One of Canada's largest pharmacy chains is stepping up to teach doctors about medical marijuana.
Many doctor's are still uncomfortable with recommending medical marijuana, feeling that they are uneducated and don't know how to talk to their patients about it. Shoppers Drug Mart wants to change that with a series of educational sessions. And while family physicians certainly need to be brought up to date with thee best practices for medical marijuana, some question whether or not a pharmacy chain with a vested interest in the cannabis business is the best entity to educate doctors.
"It's not appropriate and it's not necessary," Toronto-based physician Sharon Cirone told CBC. She says doctors should be looking to the guidelines being developed by medical associations like the College of Family Physicians.
Meanwhile, some of Canada's most influential medical associations—including the Canadian Medical Association (CMA) and The National Association of Pharmacy Regulatory Associations—continue to encourage doctors to avoid prescribing cannabis.
"The CMA remains concerned about the lack of clinical research, guidance and regulatory oversight for cannabis as a potential medical intervention," reads a statement from the CMA on its website.
And whether or not doctors are prepared for medical marijuana, the newly legalized recreational market means many more adults are truing to the substance as a means of medication anyway, says Paul Daeninck, a Winnipeg oncologist.
"Now with it being legal, many patients are going forward and getting a product and asking afterwards for guidance on how to use it."
Daeninck is acting as one of the panelists in the Shoppers Drug Mart medical marijuana education sessions. He regularly speaks to other physicians about the use of medical marijuana in his own practice and sees Shoppers' seminars as much needed.
"I feel that a company or a group that's providing education and trying to do it in an unbiased manner is really doing the right thing, and bringing in experts to talk about it is important," Daeninck said.

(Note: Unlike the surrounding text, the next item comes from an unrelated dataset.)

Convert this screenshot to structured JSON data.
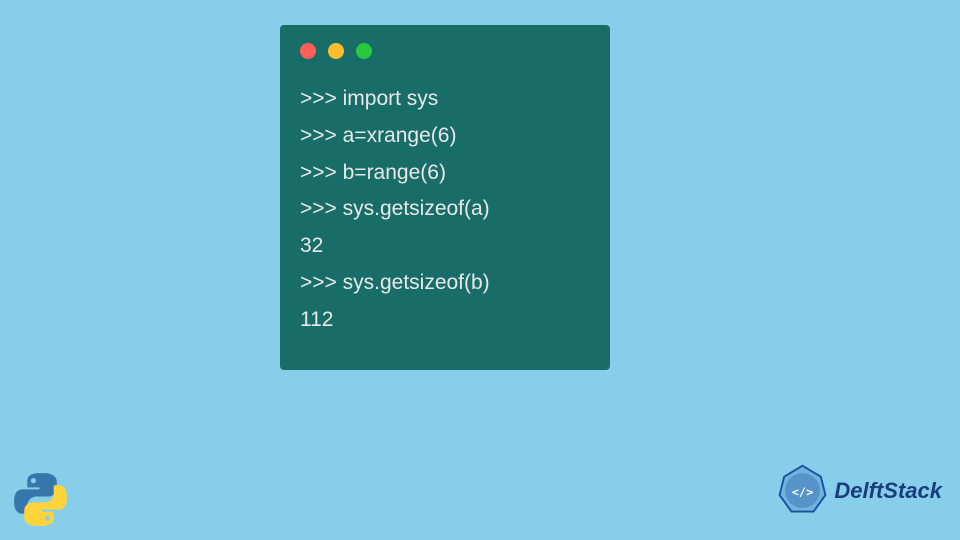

Regardless, until Canada's premier medical associations come around to the idea of prescribing patients medicinal cannabis, physicians looking to get educated on the matter will have to rely on business like Shopper's to pick up the slack.